  • Authority: can they make a purchasing decision?
  • Need: do they have a need for your product/service?
  • Timeline: is there a specific timeline when they desire or plan to make the purchase?

Generally accepted types of lead qualification include:

  • Inquiry: the user who demonstrates interest
  • Marketing Qualified Lead (MQL): a user who interacted with marketing materials and has the potential to become a closed opportunity
  • Sales Accepted Lead (SAL): an MQL that is converted and accepted as a potential lead
  • Sales Qualified Lead (SQL): teams would use a sales model such as BANT to determine qualification
  • Closed: the user or lead made a purchase.

Call Tracking and Virtual Phone Numbers: A Dream Team

About 90% of customer interactions happen over the phone. This is when interested prospects learn about your business and its products, calling to inquire or get more information. Therefore, call tracking is essential to collect data on these leads, specifically:

  • Where they come from
  • Where they interacted with your product
  • What campaigns or ads encouraged them to call
  • How are they connecting with your business
  • How they are searching for services like yours (keywords, etc.)
  • Where are they calling from, and so on

You can use virtual phone numbers to track where incoming calls are coming from. For instance, you can purchase a toll free number and various local numbers and advertise them on different platforms. When calls come in, you can easily identify where customers are interacting with your brand or which locations are more responsive to your advertising campaigns. You can then use this information to improve lead tracking and lead generation efforts.

Start Tracking Leads Today!

You can create an in-house tracking software, enter data manually, purchase an online application, or use virtual phone numbers. Whichever way you choose, lead tracking is important to create effective marketing and sales processes.

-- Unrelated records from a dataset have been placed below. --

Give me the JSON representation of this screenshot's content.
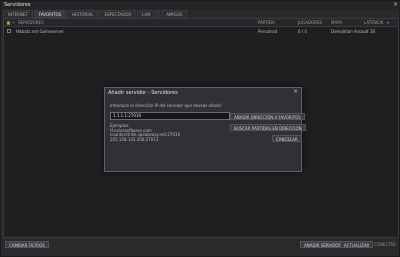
{
  "window": {
    "title": "Servidores"
  },
  "tabs": [
    {
      "label": "INTERNET",
      "active": false
    },
    {
      "label": "FAVORITOS",
      "active": true
    },
    {
      "label": "HISTORIAL",
      "active": false
    },
    {
      "label": "ESPECTADOR",
      "active": false
    },
    {
      "label": "LAN",
      "active": false
    },
    {
      "label": "AMIGOS",
      "active": false
    }
  ],
  "list": {
    "headers": {
      "servers": "SERVIDORES",
      "game": "PARTIDA",
      "players": "JUGADORES",
      "map": "MAPA",
      "latency": "LATENCIA"
    },
    "rows": [
      {
        "server": "Hitbotz.net Gameserver",
        "game": "Persotrad",
        "players": "0 / 4",
        "map": "Demolition Assault 1B"
      }
    ]
  },
  "bottom": {
    "change_filters": "CAMBIAR FILTROS",
    "add_server": "AÑADIR SERVIDOR",
    "refresh": "ACTUALIZAR",
    "connect": "CONECTAR"
  },
  "dialog": {
    "title": "Añadir servidor - Servidores",
    "instructions": "Introduce la dirección IP del servidor que deseas añadir.",
    "ip_value": "1.1.1.1:27016",
    "add_favorites": "AÑADIR DIRECCIÓN A FAVORITOS",
    "find_games": "BUSCAR PARTIDAS EN DIRECCIÓN",
    "cancel": "CANCELAR",
    "examples_title": "Ejemplos:",
    "examples": [
      "tf.valvesoftware.com",
      "counterstrike.speakeasy.net:27016",
      "205.158.143.200:27013"
    ]
  }
}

Use this marketing technique to find better ways to serve your customers and improve your business’ sales rate!